They provided this graphic to illustrate their point.
I wonder what the comparison would look like if they included lands owned by the royalty in the UK?
Anyway, I still play the game but with an increased sense of urgency given the environmental considerations – overwatering, chemicals used, etc.
So I was interested in reading this article (which is the point of the item here) – Baa for the course: The golf club that shares a fairway with sheep (August 27, 2022).
The article reports that a public golf course in Melbourne, Victoria is engaging in an experiment in sustainability.
The course has:
… undertaken a novel ecological experiment, which backers say could have profound implications for clubs across Australia, as well as parks and gardens.
The course staff are adopting biological techniques:
… to eliminate artificial chemicals and replace them with microbes that live within the root system of the plant.
… a flock of ruminant animals to maintain the non-play areas of the golf course (about 10 hectares out of the total 23 hectares). The animals came from the Strong Hearts Animal Sanctuary, which rehomes animals surrendered by farms.
So the 10 hectares no longer need tractors/mowers and the animals that would be killed are happily engaged eating away.
They eat the foliage and it passes through their four stomachs, coming out as manure loaded with microbes.

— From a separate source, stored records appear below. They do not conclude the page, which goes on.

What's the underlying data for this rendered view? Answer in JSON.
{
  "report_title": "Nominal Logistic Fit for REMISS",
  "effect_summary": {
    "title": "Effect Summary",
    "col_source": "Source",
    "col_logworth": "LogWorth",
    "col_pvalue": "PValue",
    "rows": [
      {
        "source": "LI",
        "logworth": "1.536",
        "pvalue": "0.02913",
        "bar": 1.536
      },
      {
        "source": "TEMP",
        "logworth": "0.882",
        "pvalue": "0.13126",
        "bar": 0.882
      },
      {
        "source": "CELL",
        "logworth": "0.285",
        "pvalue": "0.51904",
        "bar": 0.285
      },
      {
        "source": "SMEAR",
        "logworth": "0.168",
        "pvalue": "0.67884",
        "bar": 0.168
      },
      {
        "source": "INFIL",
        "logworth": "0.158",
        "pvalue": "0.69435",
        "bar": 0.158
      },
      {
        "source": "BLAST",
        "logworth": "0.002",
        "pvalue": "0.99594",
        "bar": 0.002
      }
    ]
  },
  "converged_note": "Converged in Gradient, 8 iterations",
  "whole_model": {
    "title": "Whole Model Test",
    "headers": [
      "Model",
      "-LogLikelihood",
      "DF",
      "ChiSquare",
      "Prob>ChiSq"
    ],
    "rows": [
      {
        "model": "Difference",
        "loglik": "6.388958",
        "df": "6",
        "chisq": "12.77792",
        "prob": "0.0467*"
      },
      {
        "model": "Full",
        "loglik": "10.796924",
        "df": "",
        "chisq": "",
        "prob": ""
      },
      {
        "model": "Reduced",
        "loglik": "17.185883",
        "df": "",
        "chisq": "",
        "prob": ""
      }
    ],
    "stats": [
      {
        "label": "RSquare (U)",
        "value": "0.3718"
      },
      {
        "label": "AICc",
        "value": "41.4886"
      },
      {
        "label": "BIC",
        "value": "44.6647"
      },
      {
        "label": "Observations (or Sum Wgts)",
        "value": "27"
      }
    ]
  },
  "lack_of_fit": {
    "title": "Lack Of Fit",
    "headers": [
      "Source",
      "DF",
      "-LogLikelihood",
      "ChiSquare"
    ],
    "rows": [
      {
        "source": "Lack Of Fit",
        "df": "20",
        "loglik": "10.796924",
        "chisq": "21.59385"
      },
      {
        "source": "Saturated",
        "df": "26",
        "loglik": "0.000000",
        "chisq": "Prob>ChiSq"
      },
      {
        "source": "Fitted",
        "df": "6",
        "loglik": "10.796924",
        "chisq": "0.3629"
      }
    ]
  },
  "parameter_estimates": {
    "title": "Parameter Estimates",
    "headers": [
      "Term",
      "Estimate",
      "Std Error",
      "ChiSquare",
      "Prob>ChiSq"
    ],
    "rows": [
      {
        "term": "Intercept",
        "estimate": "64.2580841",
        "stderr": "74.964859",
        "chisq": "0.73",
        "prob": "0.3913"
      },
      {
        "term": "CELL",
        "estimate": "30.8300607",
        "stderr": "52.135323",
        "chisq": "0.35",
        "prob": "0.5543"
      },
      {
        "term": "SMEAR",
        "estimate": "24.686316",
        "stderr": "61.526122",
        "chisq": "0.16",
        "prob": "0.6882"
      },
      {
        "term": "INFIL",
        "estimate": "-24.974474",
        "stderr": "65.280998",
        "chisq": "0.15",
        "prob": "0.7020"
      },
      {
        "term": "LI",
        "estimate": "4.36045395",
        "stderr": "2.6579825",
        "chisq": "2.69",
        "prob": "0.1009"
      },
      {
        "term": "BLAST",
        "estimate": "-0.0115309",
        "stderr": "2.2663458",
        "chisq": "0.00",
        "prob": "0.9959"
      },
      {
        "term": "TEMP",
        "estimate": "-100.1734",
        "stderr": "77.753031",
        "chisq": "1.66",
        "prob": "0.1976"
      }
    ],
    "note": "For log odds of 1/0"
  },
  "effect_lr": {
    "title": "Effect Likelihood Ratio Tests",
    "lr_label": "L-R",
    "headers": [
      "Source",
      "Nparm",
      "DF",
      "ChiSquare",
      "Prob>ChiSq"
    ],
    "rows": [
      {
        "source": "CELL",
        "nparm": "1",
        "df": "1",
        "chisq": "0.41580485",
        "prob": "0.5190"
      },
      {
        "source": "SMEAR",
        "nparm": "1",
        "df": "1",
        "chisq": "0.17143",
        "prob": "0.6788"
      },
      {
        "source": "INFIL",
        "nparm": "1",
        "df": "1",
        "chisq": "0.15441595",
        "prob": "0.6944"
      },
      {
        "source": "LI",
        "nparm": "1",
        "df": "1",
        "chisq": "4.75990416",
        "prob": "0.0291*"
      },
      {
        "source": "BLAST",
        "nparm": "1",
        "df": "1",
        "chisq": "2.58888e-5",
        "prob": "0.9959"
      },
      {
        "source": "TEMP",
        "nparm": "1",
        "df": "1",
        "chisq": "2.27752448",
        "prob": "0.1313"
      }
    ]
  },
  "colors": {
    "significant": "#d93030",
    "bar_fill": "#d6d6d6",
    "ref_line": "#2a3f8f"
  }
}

Which are then used as fertiliser along with other compostable materials they generate by saving “kitchen scraps” etc as well as maintaining worm farms and “aerated composting systems.”
At present, the course managers are in the process of transitioning the greens etc to cope with this new organic material.
The spokesperson said that “we need to wean the grass off the drugs”!
So if the experiment works, this will dramatically change the future of golf course management.
Music – Jackie Mittoo
This is what I have been listening to while working this morning.
It is from the legendary keyboard player – Jackie Mitto – who is one of my favourite organ and piano players.
He was a Jamaican ska star who died of cancer at the age of 42 before his full potential was realised.
Like a lot of Jamaicans he migrated to one of the richer Commonwealth nations (Canada) and died there.
But what he left behind is magic.
One commentator who was summarising Jackie Mittoo’s contribution said (Source):
Without Jackie Mittoo … there would be no reggae. He was an integral part of the Skatalites and the whole creation of rock steady. The evolution from rock steady to reggae is Jackie Mittoo. Is him really create reggae and even the piano skank on the rock steady bassline dem, is Jackie Mittoo. I don’t know if we can ever pay back Jackie Mittoo for what he did for Jamaican music.
Quite a statement.
This track – Drum Song – was released on the 1968 album (Track 12) – Evening Time by Jackie Mittoo & The Soul Vendors.
The Soul Vendors were Clement Dodd’s studio band who later became the ‘Sound Dimension’. It included all the great players at the time –
1. Roland Alphonso – tenor sax.
2. Johnny ‘Dizzy’ Moore – trumpet.
3. Lloyd Brevett – trumpet.
4. Hector ‘Bunny’ Williams – drums.
5. Errol Walters – bass.
This is Rocksteady at its best. I can cruise all day listening to this.
That is enough for today!
(c) Copyright 2022 William Mitchell. All Rights Reserved.